## WHAT YOU NEED TO DO
Only the pictures are to be left out; set down the rest of the records exactly.
-------- DATA EXTRACT
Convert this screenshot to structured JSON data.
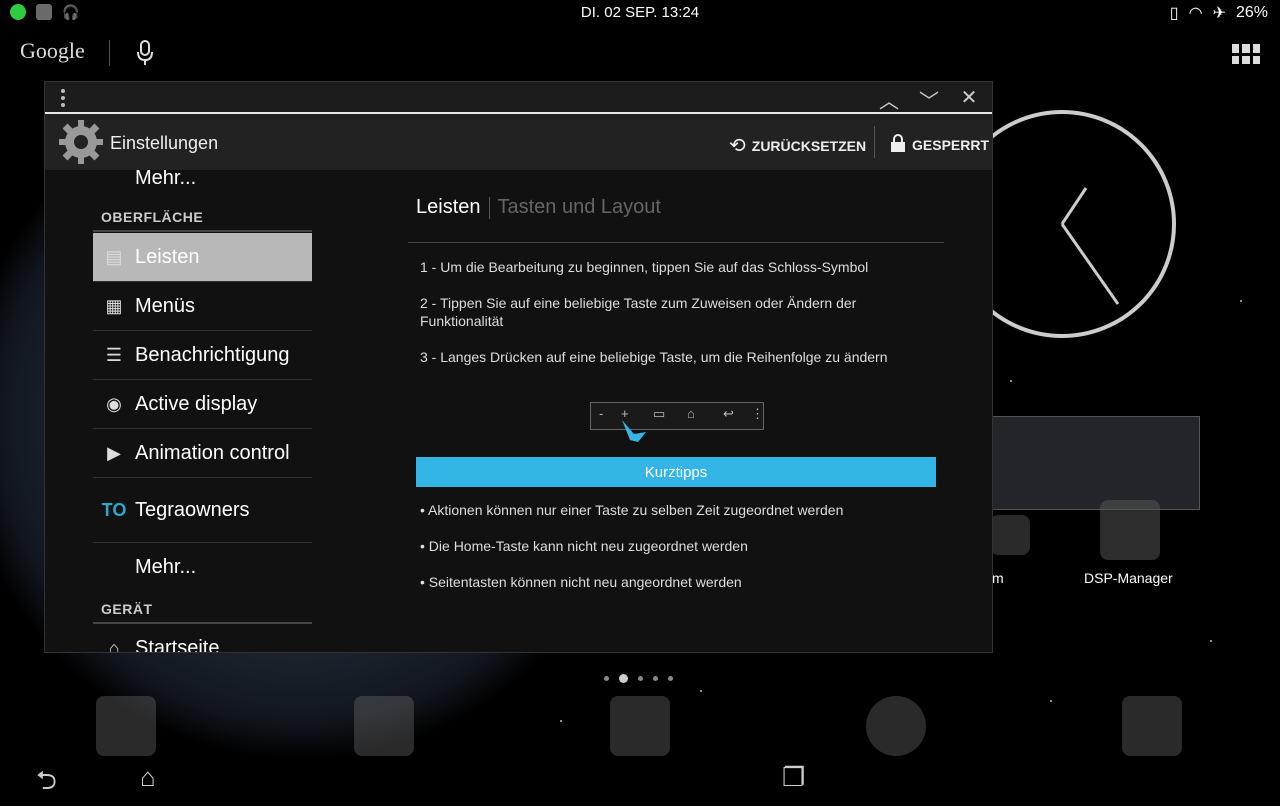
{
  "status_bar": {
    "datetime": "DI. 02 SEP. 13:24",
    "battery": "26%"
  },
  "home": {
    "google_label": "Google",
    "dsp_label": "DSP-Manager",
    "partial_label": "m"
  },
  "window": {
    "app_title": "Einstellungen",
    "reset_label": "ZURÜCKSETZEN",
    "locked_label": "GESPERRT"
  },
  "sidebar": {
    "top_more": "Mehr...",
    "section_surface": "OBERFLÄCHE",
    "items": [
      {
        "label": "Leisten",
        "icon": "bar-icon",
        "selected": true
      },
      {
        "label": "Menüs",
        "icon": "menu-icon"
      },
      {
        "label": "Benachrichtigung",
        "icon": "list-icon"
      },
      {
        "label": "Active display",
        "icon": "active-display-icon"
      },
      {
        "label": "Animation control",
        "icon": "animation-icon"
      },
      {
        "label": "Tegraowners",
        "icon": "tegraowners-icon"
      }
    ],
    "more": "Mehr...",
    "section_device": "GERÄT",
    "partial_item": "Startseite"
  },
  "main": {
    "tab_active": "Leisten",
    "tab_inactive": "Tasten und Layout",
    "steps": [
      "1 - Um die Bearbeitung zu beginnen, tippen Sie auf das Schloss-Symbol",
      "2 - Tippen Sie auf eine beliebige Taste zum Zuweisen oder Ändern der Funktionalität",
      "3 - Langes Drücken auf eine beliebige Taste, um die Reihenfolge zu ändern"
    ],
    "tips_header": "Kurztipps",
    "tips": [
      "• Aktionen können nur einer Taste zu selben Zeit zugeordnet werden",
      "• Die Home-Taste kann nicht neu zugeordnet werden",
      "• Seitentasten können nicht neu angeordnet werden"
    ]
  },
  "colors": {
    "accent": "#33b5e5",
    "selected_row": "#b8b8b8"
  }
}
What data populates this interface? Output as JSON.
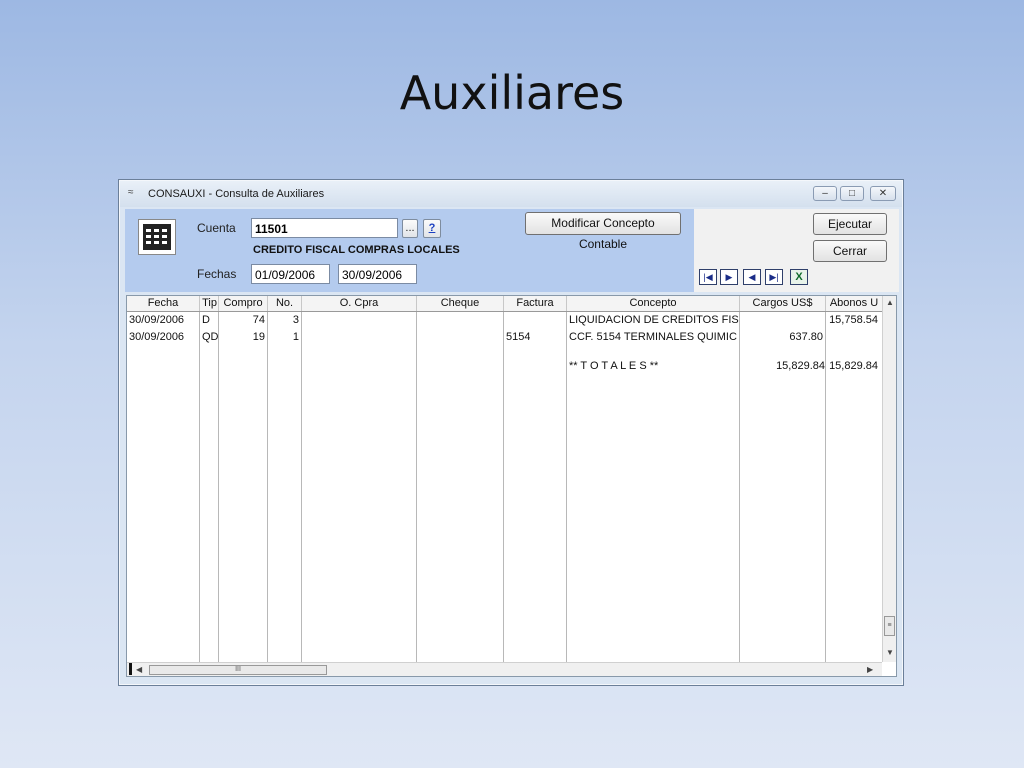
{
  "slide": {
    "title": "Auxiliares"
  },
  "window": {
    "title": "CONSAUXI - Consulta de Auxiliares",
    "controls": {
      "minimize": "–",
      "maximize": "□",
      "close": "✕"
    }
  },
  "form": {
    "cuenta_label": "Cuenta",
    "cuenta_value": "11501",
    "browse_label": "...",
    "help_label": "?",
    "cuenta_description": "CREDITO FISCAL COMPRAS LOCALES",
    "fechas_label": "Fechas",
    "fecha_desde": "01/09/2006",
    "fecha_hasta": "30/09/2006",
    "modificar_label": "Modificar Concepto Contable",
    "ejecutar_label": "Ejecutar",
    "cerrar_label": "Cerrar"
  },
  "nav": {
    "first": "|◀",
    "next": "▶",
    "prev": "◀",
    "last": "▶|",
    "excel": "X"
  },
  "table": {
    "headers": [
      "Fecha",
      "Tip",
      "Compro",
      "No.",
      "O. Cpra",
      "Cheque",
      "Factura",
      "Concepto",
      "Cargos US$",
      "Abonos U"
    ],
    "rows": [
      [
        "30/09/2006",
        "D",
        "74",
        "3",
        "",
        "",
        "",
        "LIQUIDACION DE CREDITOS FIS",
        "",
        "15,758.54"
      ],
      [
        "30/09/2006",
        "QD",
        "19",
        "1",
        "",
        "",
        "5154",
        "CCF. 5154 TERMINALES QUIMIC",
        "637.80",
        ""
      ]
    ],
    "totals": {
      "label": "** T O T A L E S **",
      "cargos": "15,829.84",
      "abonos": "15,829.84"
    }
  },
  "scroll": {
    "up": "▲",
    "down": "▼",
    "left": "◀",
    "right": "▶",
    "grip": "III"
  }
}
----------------
## TASK RESULT
Convert this screenshot to structured JSON data.
{
  "status_bar": {
    "datetime": "DI. 02 SEP. 13:24",
    "battery": "26%"
  },
  "home": {
    "google_label": "Google",
    "dsp_label": "DSP-Manager",
    "partial_label": "m"
  },
  "window": {
    "app_title": "Einstellungen",
    "reset_label": "ZURÜCKSETZEN",
    "locked_label": "GESPERRT"
  },
  "sidebar": {
    "top_more": "Mehr...",
    "section_surface": "OBERFLÄCHE",
    "items": [
      {
        "label": "Leisten",
        "icon": "bar-icon",
        "selected": true
      },
      {
        "label": "Menüs",
        "icon": "menu-icon"
      },
      {
        "label": "Benachrichtigung",
        "icon": "list-icon"
      },
      {
        "label": "Active display",
        "icon": "active-display-icon"
      },
      {
        "label": "Animation control",
        "icon": "animation-icon"
      },
      {
        "label": "Tegraowners",
        "icon": "tegraowners-icon"
      }
    ],
    "more": "Mehr...",
    "section_device": "GERÄT",
    "partial_item": "Startseite"
  },
  "main": {
    "tab_active": "Leisten",
    "tab_inactive": "Tasten und Layout",
    "steps": [
      "1 - Um die Bearbeitung zu beginnen, tippen Sie auf das Schloss-Symbol",
      "2 - Tippen Sie auf eine beliebige Taste zum Zuweisen oder Ändern der Funktionalität",
      "3 - Langes Drücken auf eine beliebige Taste, um die Reihenfolge zu ändern"
    ],
    "tips_header": "Kurztipps",
    "tips": [
      "• Aktionen können nur einer Taste zu selben Zeit zugeordnet werden",
      "• Die Home-Taste kann nicht neu zugeordnet werden",
      "• Seitentasten können nicht neu angeordnet werden"
    ]
  },
  "colors": {
    "accent": "#33b5e5",
    "selected_row": "#b8b8b8"
  }
}
What data populates this interface? Output as JSON.
{
  "slide": {
    "title": "Auxiliares"
  },
  "window": {
    "title": "CONSAUXI - Consulta de Auxiliares",
    "controls": {
      "minimize": "–",
      "maximize": "□",
      "close": "✕"
    }
  },
  "form": {
    "cuenta_label": "Cuenta",
    "cuenta_value": "11501",
    "browse_label": "...",
    "help_label": "?",
    "cuenta_description": "CREDITO FISCAL COMPRAS LOCALES",
    "fechas_label": "Fechas",
    "fecha_desde": "01/09/2006",
    "fecha_hasta": "30/09/2006",
    "modificar_label": "Modificar Concepto Contable",
    "ejecutar_label": "Ejecutar",
    "cerrar_label": "Cerrar"
  },
  "nav": {
    "first": "|◀",
    "next": "▶",
    "prev": "◀",
    "last": "▶|",
    "excel": "X"
  },
  "table": {
    "headers": [
      "Fecha",
      "Tip",
      "Compro",
      "No.",
      "O. Cpra",
      "Cheque",
      "Factura",
      "Concepto",
      "Cargos US$",
      "Abonos U"
    ],
    "rows": [
      [
        "30/09/2006",
        "D",
        "74",
        "3",
        "",
        "",
        "",
        "LIQUIDACION DE CREDITOS FIS",
        "",
        "15,758.54"
      ],
      [
        "30/09/2006",
        "QD",
        "19",
        "1",
        "",
        "",
        "5154",
        "CCF. 5154 TERMINALES QUIMIC",
        "637.80",
        ""
      ]
    ],
    "totals": {
      "label": "** T O T A L E S **",
      "cargos": "15,829.84",
      "abonos": "15,829.84"
    }
  },
  "scroll": {
    "up": "▲",
    "down": "▼",
    "left": "◀",
    "right": "▶",
    "grip": "III"
  }
}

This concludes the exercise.